"Sustainability as an Environmental Ethic: Comparative Perspectives from Social Science and Indigenous Knowledge" Patrick G. Welle, Ph.D. For the Institute for University Ethics, Aug. 9, 2005 Bemidji State University. Sustainability from a social science perspective.
For the Institute for University Ethics,
Aug. 9, 2005
Bemidji State University
Can be distinguished by the assumptions about substitutability between physical and natural capital
Gidakiimanaan: expansive notion of relation to the Creator
Sustainable development for the seventh generation is defined as: Meeting major human needs for the seventh generation-- including historical, legal, cultural, spiritual, ethical, political, technological/scientific, and economic—and extending the opportunity to satisfy aspirations for a better life without jeopardizing the ability of future generations to meet their needs (Davis, 2000; World Commission on Environment and Development, 1987).
Aloha Aina as a way of life (more than an “Ethic”) means Love of the Land
Not just outcome, but community process
Ahupua’a System of integrating human and natural communities
- Signing the Talloires Declaration

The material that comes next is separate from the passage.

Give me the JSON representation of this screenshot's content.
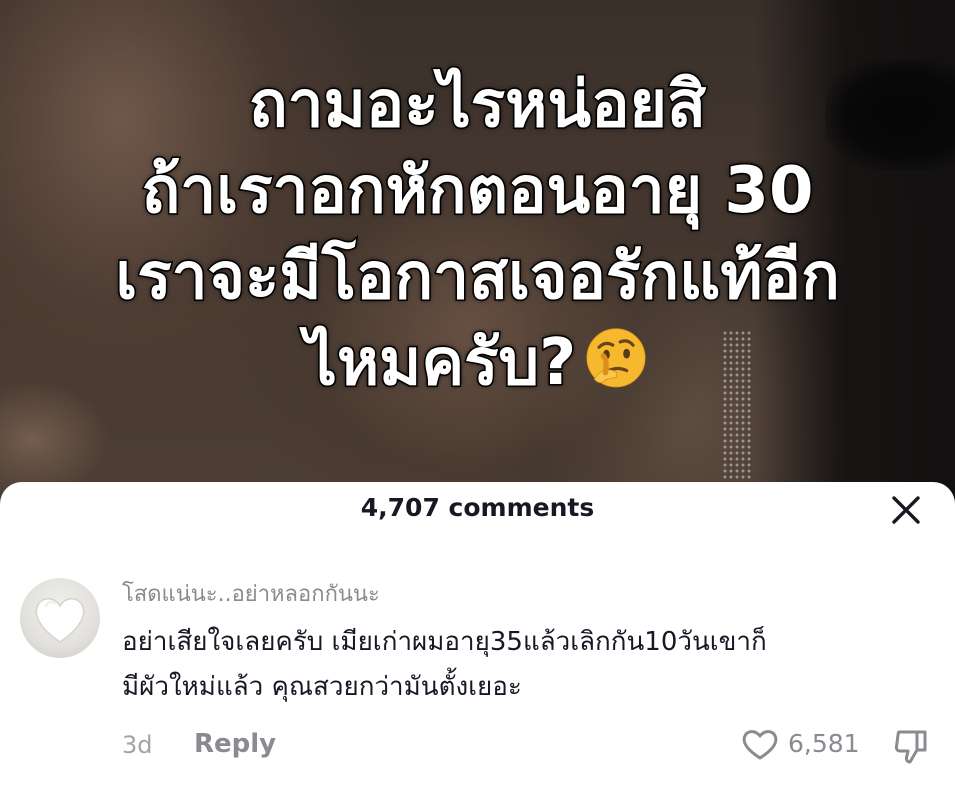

- Participation in NWF Campus Ecology Program - Establishment of Sustainable Campus Endowment